▶ **TASK ITEM**
What you print should match the entries exactly, only without the pictures.

(Excerpts from an interface dataset)
------------------------------

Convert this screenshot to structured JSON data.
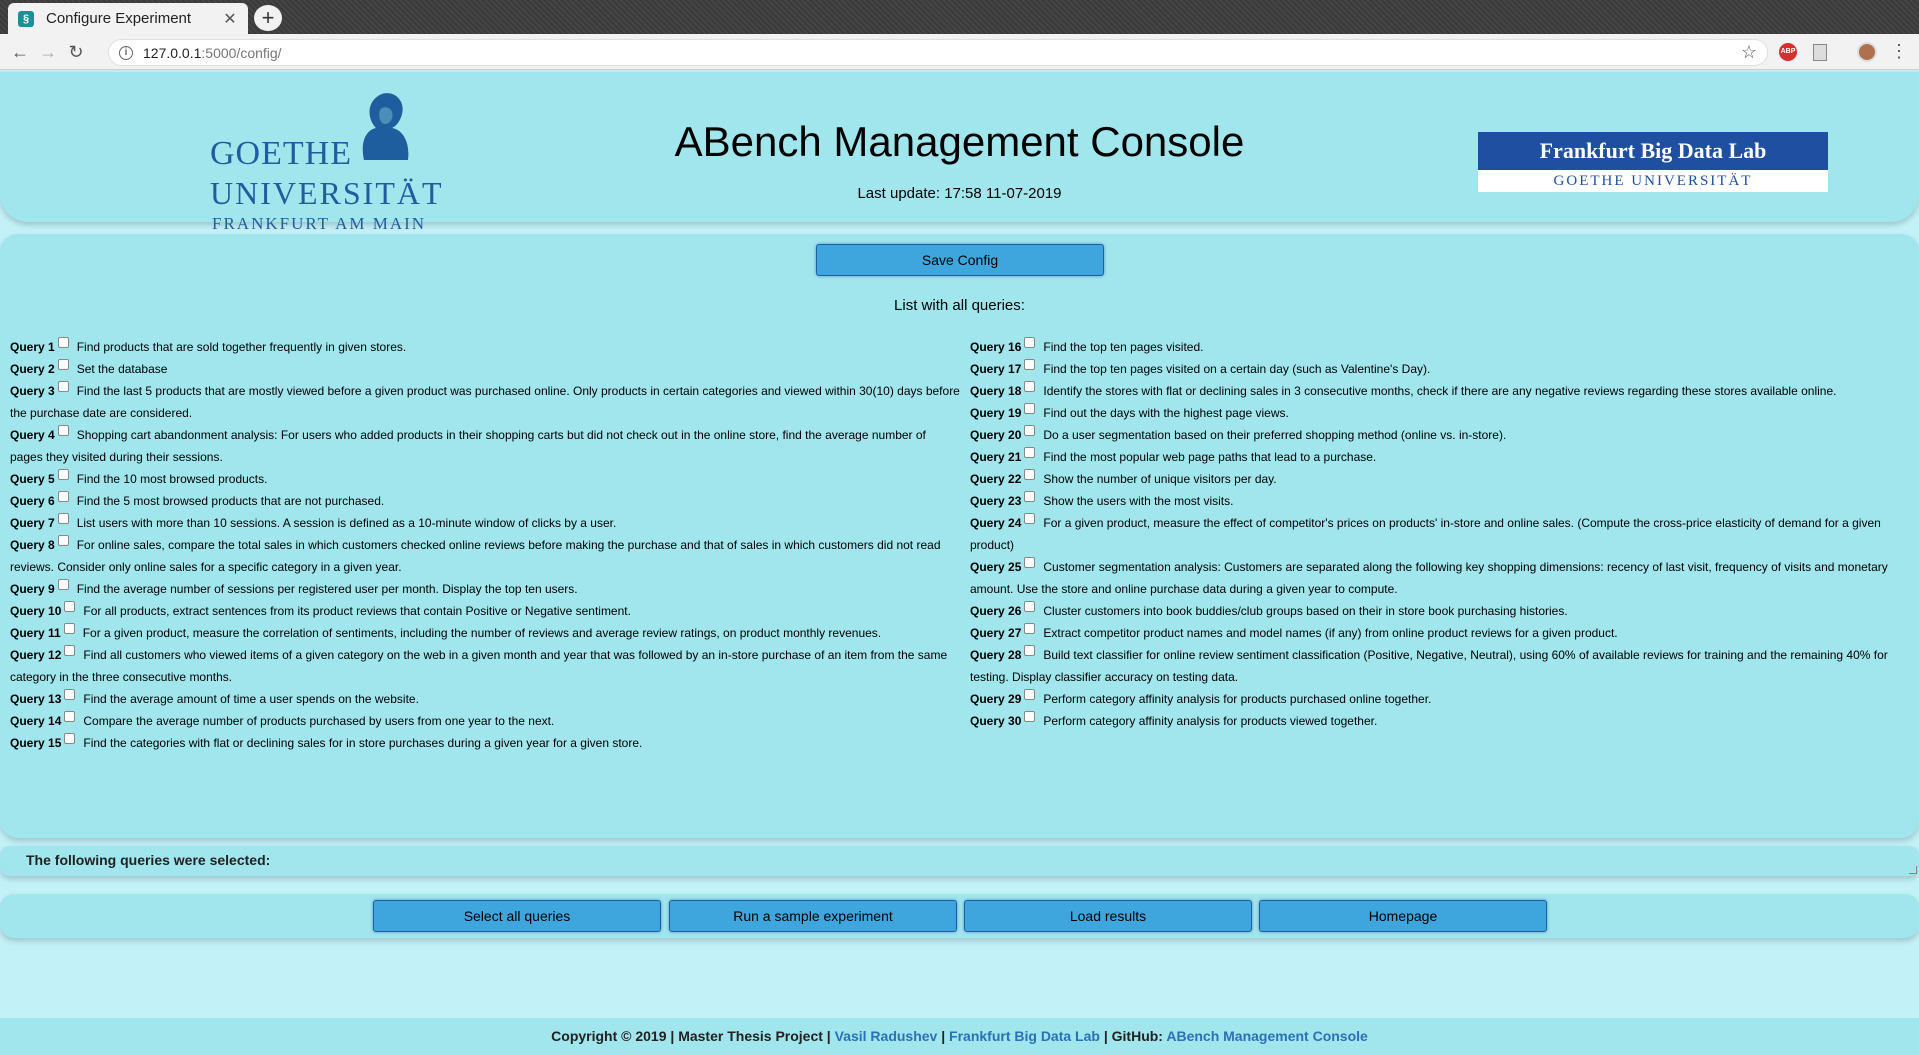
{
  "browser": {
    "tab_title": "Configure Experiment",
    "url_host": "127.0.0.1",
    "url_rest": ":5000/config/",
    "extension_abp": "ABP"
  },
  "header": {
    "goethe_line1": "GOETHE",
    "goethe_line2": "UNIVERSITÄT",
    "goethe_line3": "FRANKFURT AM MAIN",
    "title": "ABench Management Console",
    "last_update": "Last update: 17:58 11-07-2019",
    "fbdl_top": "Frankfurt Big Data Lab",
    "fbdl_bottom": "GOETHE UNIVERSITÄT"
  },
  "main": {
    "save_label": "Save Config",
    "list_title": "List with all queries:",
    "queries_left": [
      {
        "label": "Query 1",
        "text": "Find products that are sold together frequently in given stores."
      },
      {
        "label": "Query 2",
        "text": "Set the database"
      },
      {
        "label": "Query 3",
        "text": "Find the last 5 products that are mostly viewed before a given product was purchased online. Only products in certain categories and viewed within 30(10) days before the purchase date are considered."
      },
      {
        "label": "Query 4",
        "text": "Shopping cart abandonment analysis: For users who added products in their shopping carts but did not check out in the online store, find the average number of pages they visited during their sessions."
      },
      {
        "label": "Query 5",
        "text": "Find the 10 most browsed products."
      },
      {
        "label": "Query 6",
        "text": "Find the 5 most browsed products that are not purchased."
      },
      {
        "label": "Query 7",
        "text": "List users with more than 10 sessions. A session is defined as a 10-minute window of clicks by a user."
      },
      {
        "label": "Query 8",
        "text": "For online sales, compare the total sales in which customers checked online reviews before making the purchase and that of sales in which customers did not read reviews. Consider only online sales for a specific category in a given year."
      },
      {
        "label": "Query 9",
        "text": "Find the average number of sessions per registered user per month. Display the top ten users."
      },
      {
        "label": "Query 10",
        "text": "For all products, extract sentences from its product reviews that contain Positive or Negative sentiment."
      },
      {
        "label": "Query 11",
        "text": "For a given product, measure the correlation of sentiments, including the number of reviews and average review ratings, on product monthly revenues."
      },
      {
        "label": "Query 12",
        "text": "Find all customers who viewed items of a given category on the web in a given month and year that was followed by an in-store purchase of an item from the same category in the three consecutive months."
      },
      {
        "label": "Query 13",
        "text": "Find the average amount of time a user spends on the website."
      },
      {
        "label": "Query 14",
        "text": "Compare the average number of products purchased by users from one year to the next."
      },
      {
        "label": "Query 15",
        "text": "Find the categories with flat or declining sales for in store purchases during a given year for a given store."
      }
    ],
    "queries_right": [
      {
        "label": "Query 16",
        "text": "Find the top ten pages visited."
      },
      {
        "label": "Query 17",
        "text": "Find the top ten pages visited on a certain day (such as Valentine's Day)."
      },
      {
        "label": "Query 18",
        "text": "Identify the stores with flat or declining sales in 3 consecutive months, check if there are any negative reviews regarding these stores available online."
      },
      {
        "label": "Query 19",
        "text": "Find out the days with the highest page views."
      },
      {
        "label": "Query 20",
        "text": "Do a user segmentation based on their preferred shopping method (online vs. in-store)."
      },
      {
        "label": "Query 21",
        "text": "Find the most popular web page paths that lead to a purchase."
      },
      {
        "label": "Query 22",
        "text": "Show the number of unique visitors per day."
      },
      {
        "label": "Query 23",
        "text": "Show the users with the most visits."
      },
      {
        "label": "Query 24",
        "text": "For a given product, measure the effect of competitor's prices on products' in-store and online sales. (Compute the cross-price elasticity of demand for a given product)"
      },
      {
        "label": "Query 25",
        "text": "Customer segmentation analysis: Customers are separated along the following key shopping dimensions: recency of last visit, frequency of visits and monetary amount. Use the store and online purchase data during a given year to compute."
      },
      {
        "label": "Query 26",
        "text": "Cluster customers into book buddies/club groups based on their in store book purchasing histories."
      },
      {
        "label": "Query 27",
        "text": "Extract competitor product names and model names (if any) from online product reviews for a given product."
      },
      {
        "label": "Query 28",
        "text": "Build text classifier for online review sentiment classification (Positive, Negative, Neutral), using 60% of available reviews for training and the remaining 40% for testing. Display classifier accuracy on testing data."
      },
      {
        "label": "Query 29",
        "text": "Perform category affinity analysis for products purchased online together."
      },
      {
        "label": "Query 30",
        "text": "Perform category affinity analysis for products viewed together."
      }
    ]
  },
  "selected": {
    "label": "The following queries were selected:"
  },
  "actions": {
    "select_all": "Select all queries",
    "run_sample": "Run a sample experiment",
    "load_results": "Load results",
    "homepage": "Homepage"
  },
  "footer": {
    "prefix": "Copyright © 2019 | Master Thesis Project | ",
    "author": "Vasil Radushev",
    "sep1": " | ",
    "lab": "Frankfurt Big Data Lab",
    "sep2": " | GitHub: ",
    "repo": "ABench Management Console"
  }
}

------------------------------

▶ **SOLUTION TO THIS EXERCISE**
Convert this screenshot to structured JSON data.
{
  "browser": {
    "tab_title": "Configure Experiment",
    "url_host": "127.0.0.1",
    "url_rest": ":5000/config/",
    "extension_abp": "ABP"
  },
  "header": {
    "goethe_line1": "GOETHE",
    "goethe_line2": "UNIVERSITÄT",
    "goethe_line3": "FRANKFURT AM MAIN",
    "title": "ABench Management Console",
    "last_update": "Last update: 17:58 11-07-2019",
    "fbdl_top": "Frankfurt Big Data Lab",
    "fbdl_bottom": "GOETHE UNIVERSITÄT"
  },
  "main": {
    "save_label": "Save Config",
    "list_title": "List with all queries:",
    "queries_left": [
      {
        "label": "Query 1",
        "text": "Find products that are sold together frequently in given stores."
      },
      {
        "label": "Query 2",
        "text": "Set the database"
      },
      {
        "label": "Query 3",
        "text": "Find the last 5 products that are mostly viewed before a given product was purchased online. Only products in certain categories and viewed within 30(10) days before the purchase date are considered."
      },
      {
        "label": "Query 4",
        "text": "Shopping cart abandonment analysis: For users who added products in their shopping carts but did not check out in the online store, find the average number of pages they visited during their sessions."
      },
      {
        "label": "Query 5",
        "text": "Find the 10 most browsed products."
      },
      {
        "label": "Query 6",
        "text": "Find the 5 most browsed products that are not purchased."
      },
      {
        "label": "Query 7",
        "text": "List users with more than 10 sessions. A session is defined as a 10-minute window of clicks by a user."
      },
      {
        "label": "Query 8",
        "text": "For online sales, compare the total sales in which customers checked online reviews before making the purchase and that of sales in which customers did not read reviews. Consider only online sales for a specific category in a given year."
      },
      {
        "label": "Query 9",
        "text": "Find the average number of sessions per registered user per month. Display the top ten users."
      },
      {
        "label": "Query 10",
        "text": "For all products, extract sentences from its product reviews that contain Positive or Negative sentiment."
      },
      {
        "label": "Query 11",
        "text": "For a given product, measure the correlation of sentiments, including the number of reviews and average review ratings, on product monthly revenues."
      },
      {
        "label": "Query 12",
        "text": "Find all customers who viewed items of a given category on the web in a given month and year that was followed by an in-store purchase of an item from the same category in the three consecutive months."
      },
      {
        "label": "Query 13",
        "text": "Find the average amount of time a user spends on the website."
      },
      {
        "label": "Query 14",
        "text": "Compare the average number of products purchased by users from one year to the next."
      },
      {
        "label": "Query 15",
        "text": "Find the categories with flat or declining sales for in store purchases during a given year for a given store."
      }
    ],
    "queries_right": [
      {
        "label": "Query 16",
        "text": "Find the top ten pages visited."
      },
      {
        "label": "Query 17",
        "text": "Find the top ten pages visited on a certain day (such as Valentine's Day)."
      },
      {
        "label": "Query 18",
        "text": "Identify the stores with flat or declining sales in 3 consecutive months, check if there are any negative reviews regarding these stores available online."
      },
      {
        "label": "Query 19",
        "text": "Find out the days with the highest page views."
      },
      {
        "label": "Query 20",
        "text": "Do a user segmentation based on their preferred shopping method (online vs. in-store)."
      },
      {
        "label": "Query 21",
        "text": "Find the most popular web page paths that lead to a purchase."
      },
      {
        "label": "Query 22",
        "text": "Show the number of unique visitors per day."
      },
      {
        "label": "Query 23",
        "text": "Show the users with the most visits."
      },
      {
        "label": "Query 24",
        "text": "For a given product, measure the effect of competitor's prices on products' in-store and online sales. (Compute the cross-price elasticity of demand for a given product)"
      },
      {
        "label": "Query 25",
        "text": "Customer segmentation analysis: Customers are separated along the following key shopping dimensions: recency of last visit, frequency of visits and monetary amount. Use the store and online purchase data during a given year to compute."
      },
      {
        "label": "Query 26",
        "text": "Cluster customers into book buddies/club groups based on their in store book purchasing histories."
      },
      {
        "label": "Query 27",
        "text": "Extract competitor product names and model names (if any) from online product reviews for a given product."
      },
      {
        "label": "Query 28",
        "text": "Build text classifier for online review sentiment classification (Positive, Negative, Neutral), using 60% of available reviews for training and the remaining 40% for testing. Display classifier accuracy on testing data."
      },
      {
        "label": "Query 29",
        "text": "Perform category affinity analysis for products purchased online together."
      },
      {
        "label": "Query 30",
        "text": "Perform category affinity analysis for products viewed together."
      }
    ]
  },
  "selected": {
    "label": "The following queries were selected:"
  },
  "actions": {
    "select_all": "Select all queries",
    "run_sample": "Run a sample experiment",
    "load_results": "Load results",
    "homepage": "Homepage"
  },
  "footer": {
    "prefix": "Copyright © 2019 | Master Thesis Project | ",
    "author": "Vasil Radushev",
    "sep1": " | ",
    "lab": "Frankfurt Big Data Lab",
    "sep2": " | GitHub: ",
    "repo": "ABench Management Console"
  }
}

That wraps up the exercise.